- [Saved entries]
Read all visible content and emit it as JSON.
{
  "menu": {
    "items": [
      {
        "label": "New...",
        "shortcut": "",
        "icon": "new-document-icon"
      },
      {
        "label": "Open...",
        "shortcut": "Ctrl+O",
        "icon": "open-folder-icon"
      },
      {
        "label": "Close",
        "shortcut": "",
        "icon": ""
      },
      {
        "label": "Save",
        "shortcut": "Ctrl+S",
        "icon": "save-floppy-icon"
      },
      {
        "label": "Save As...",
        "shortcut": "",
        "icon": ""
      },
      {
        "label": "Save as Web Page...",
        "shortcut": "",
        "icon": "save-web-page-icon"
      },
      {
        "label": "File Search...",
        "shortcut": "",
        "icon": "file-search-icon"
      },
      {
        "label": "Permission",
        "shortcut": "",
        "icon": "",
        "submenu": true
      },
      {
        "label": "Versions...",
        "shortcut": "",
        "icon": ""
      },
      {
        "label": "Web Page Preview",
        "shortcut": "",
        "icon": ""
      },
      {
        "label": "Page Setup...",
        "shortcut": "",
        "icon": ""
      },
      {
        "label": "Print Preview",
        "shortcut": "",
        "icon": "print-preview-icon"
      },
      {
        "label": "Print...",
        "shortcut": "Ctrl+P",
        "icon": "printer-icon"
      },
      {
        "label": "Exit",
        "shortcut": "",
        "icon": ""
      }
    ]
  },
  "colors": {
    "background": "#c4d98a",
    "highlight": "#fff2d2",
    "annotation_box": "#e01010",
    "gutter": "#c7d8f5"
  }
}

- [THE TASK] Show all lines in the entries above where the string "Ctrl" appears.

- [YOUR SOLUTION]
        "shortcut": "Ctrl+O",
        "shortcut": "Ctrl+S",
        "shortcut": "Ctrl+P",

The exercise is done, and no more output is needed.